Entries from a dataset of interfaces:
╭──

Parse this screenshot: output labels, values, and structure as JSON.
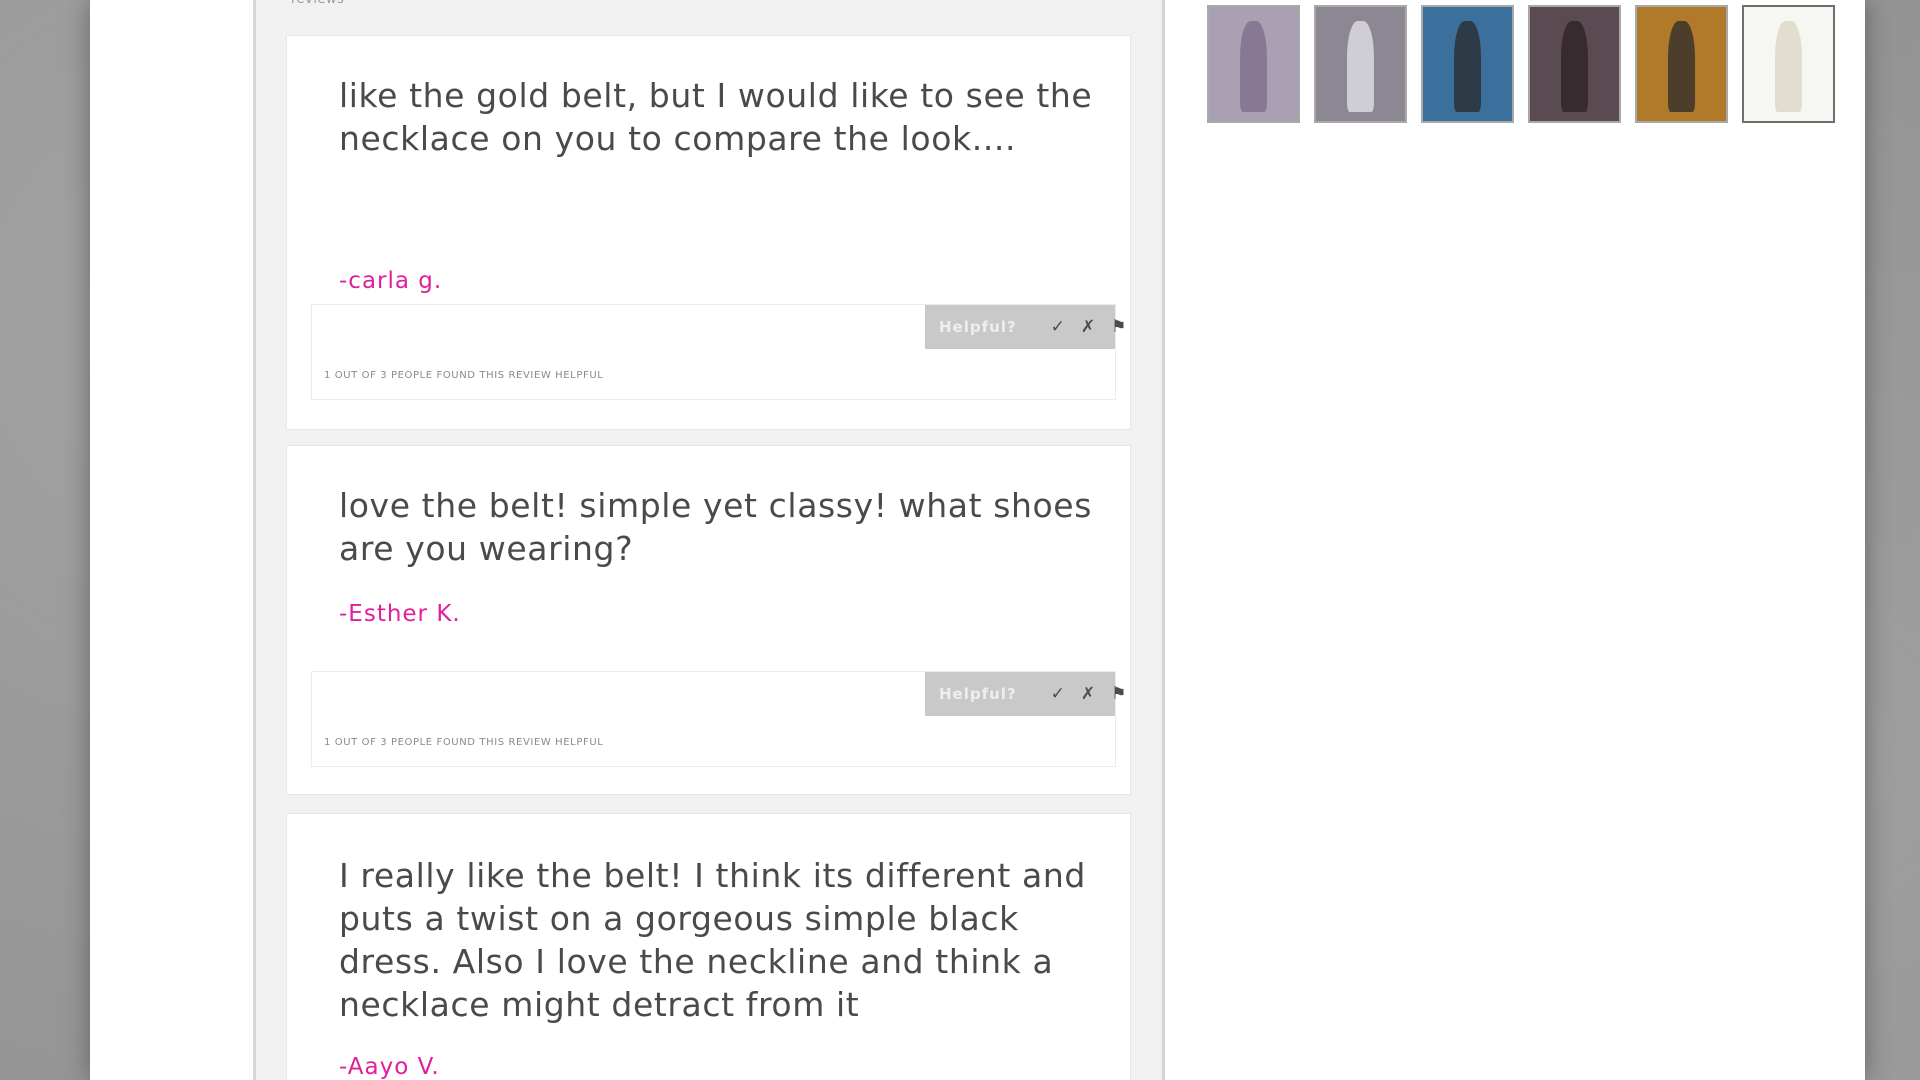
{
  "reviews_section": {
    "label": "reviews"
  },
  "reviews": [
    {
      "text": "like the gold belt, but I would like to see the necklace on you to compare the look....",
      "author": "-carla g.",
      "helpful_label": "Helpful?",
      "vote_icons": [
        "✓",
        "✗",
        "⚑"
      ],
      "helpful_stat": "1 out of 3 people found this review helpful"
    },
    {
      "text": "love the belt! simple yet classy! what shoes are you wearing?",
      "author": "-Esther K.",
      "helpful_label": "Helpful?",
      "vote_icons": [
        "✓",
        "✗",
        "⚑"
      ],
      "helpful_stat": "1 out of 3 people found this review helpful"
    },
    {
      "text": "I really like the belt! I think its different and puts a twist on a gorgeous simple black dress. Also I love the neckline and think a necklace might detract from it",
      "author": "-Aayo V."
    }
  ],
  "thumbnails": [
    {
      "name": "thumbnail-1",
      "bg": "#a9a0b3",
      "figure": "#7c6c8a",
      "selected": false
    },
    {
      "name": "thumbnail-2",
      "bg": "#8d8794",
      "figure": "#e6e6ea",
      "selected": false
    },
    {
      "name": "thumbnail-3",
      "bg": "#3b6f9c",
      "figure": "#2a2a2a",
      "selected": false
    },
    {
      "name": "thumbnail-4",
      "bg": "#5a4a52",
      "figure": "#2d2226",
      "selected": false
    },
    {
      "name": "thumbnail-5",
      "bg": "#b07a2a",
      "figure": "#2b2b2b",
      "selected": false
    },
    {
      "name": "thumbnail-6",
      "bg": "#f6f6f2",
      "figure": "#d9d6c4",
      "selected": true
    }
  ],
  "colors": {
    "author_accent": "#e0209a",
    "panel_bg": "#f1f1f1",
    "helpful_bar": "#c9c9c9"
  }
}
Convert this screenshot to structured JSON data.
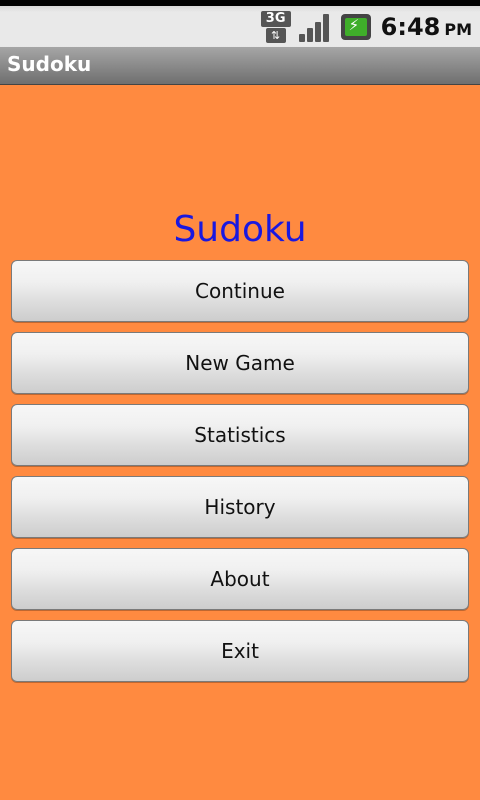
{
  "status_bar": {
    "network_label": "3G",
    "network_arrows": "⇅",
    "time": "6:48",
    "ampm": "PM",
    "colors": {
      "battery_fill": "#3fae2a"
    }
  },
  "title_bar": {
    "title": "Sudoku"
  },
  "main": {
    "heading": "Sudoku",
    "buttons": [
      {
        "label": "Continue"
      },
      {
        "label": "New Game"
      },
      {
        "label": "Statistics"
      },
      {
        "label": "History"
      },
      {
        "label": "About"
      },
      {
        "label": "Exit"
      }
    ]
  },
  "colors": {
    "background": "#ff8a40",
    "heading": "#1a18e0"
  }
}
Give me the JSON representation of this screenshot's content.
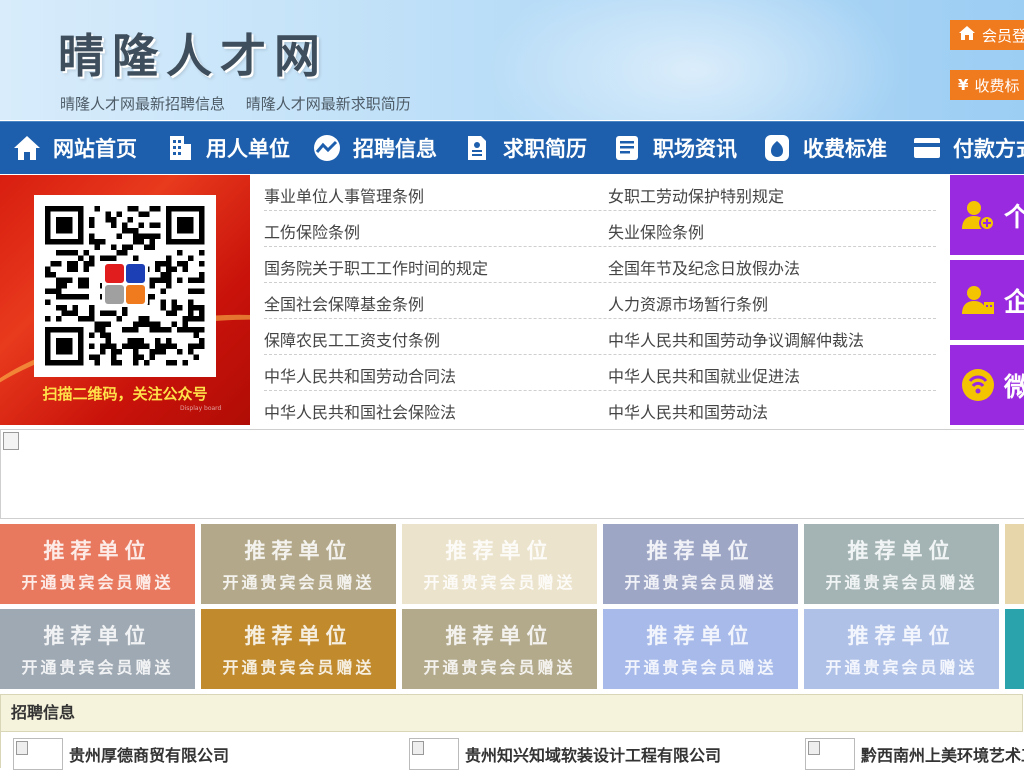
{
  "header": {
    "site_title": "晴隆人才网",
    "links": [
      "晴隆人才网最新招聘信息",
      "晴隆人才网最新求职简历"
    ],
    "member_login": "会员登",
    "fees": "收费标",
    "fees_icon": "¥"
  },
  "nav": [
    {
      "label": "网站首页",
      "icon": "home-icon"
    },
    {
      "label": "用人单位",
      "icon": "building-icon"
    },
    {
      "label": "招聘信息",
      "icon": "chart-icon"
    },
    {
      "label": "求职简历",
      "icon": "resume-icon"
    },
    {
      "label": "职场资讯",
      "icon": "news-icon"
    },
    {
      "label": "收费标准",
      "icon": "money-bag-icon"
    },
    {
      "label": "付款方式",
      "icon": "card-icon"
    }
  ],
  "qr": {
    "caption": "扫描二维码，关注公众号",
    "small_text": "Display board"
  },
  "laws": [
    [
      "事业单位人事管理条例",
      "女职工劳动保护特别规定"
    ],
    [
      "工伤保险条例",
      "失业保险条例"
    ],
    [
      "国务院关于职工工作时间的规定",
      "全国年节及纪念日放假办法"
    ],
    [
      "全国社会保障基金条例",
      "人力资源市场暂行条例"
    ],
    [
      "保障农民工工资支付条例",
      "中华人民共和国劳动争议调解仲裁法"
    ],
    [
      "中华人民共和国劳动合同法",
      "中华人民共和国就业促进法"
    ],
    [
      "中华人民共和国社会保险法",
      "中华人民共和国劳动法"
    ]
  ],
  "side_buttons": [
    {
      "label": "个",
      "icon": "person-add-icon"
    },
    {
      "label": "企",
      "icon": "company-user-icon"
    },
    {
      "label": "微",
      "icon": "wechat-icon"
    }
  ],
  "recommend": {
    "title": "推荐单位",
    "subtitle": "开通贵宾会员赠送",
    "colors_row1": [
      "#e8795f",
      "#b3a98a",
      "#ece3cc",
      "#9ea6c6",
      "#a4b4b4",
      "#e7d6a9"
    ],
    "colors_row2": [
      "#9fa9b3",
      "#c08a2d",
      "#b3aa8c",
      "#a8baea",
      "#b0c1e8",
      "#2aa3ac"
    ]
  },
  "jobs": {
    "header": "招聘信息",
    "companies": [
      "贵州厚德商贸有限公司",
      "贵州知兴知域软装设计工程有限公司",
      "黔西南州上美环境艺术工"
    ]
  }
}
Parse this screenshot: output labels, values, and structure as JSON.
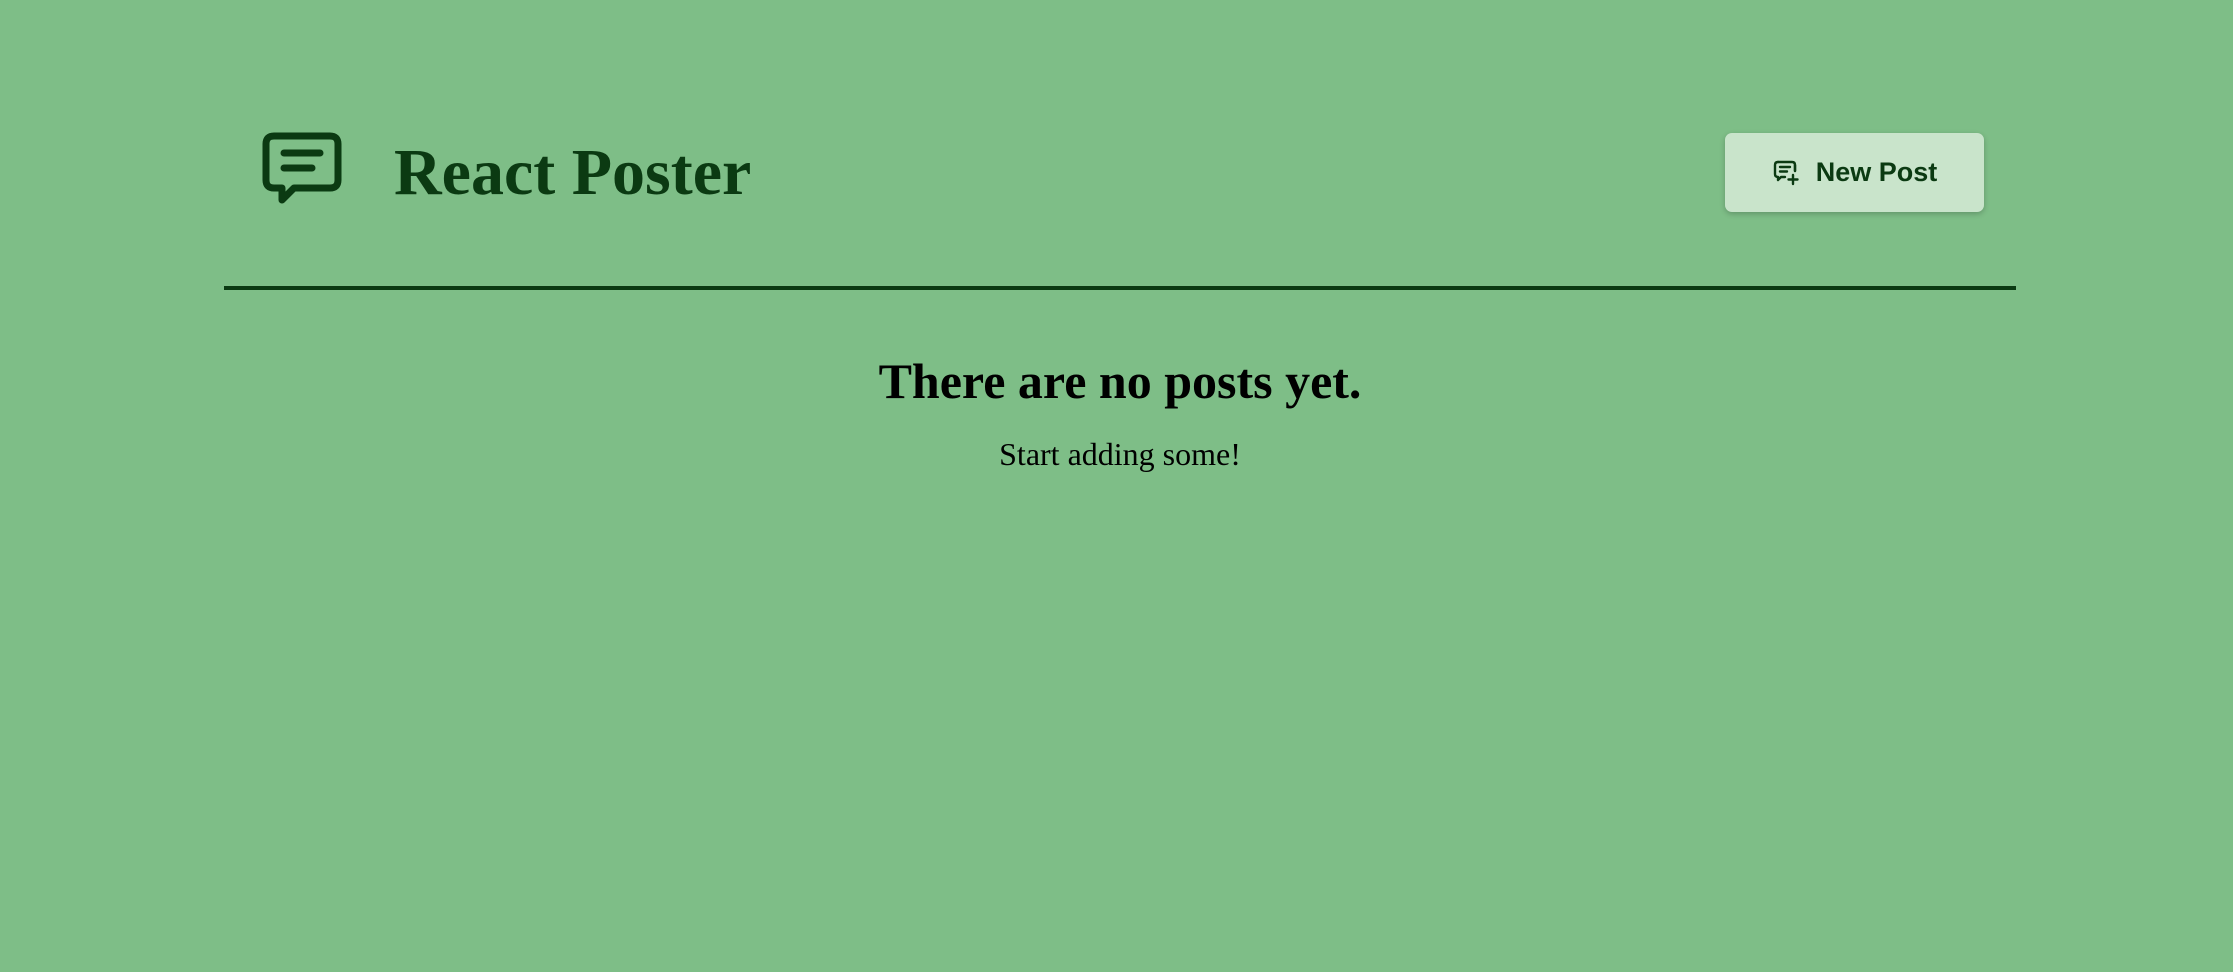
{
  "header": {
    "logo_icon": "message-square-icon",
    "title": "React Poster",
    "new_post_button": {
      "label": "New Post",
      "icon": "message-plus-icon"
    }
  },
  "main": {
    "empty_title": "There are no posts yet.",
    "empty_subtitle": "Start adding some!"
  },
  "colors": {
    "background": "#7ebe87",
    "primary_dark": "#0b3a12",
    "button_bg": "#c9e4cb"
  }
}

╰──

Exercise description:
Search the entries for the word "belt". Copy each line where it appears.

Expected answer:
      "text": "like the gold belt, but I would like to see the necklace on you to compare the look....",
      "text": "love the belt! simple yet classy! what shoes are you wearing?",
      "text": "I really like the belt! I think its different and puts a twist on a gorgeous simple black dress. Also I love the neckline and think a necklace might detract from it",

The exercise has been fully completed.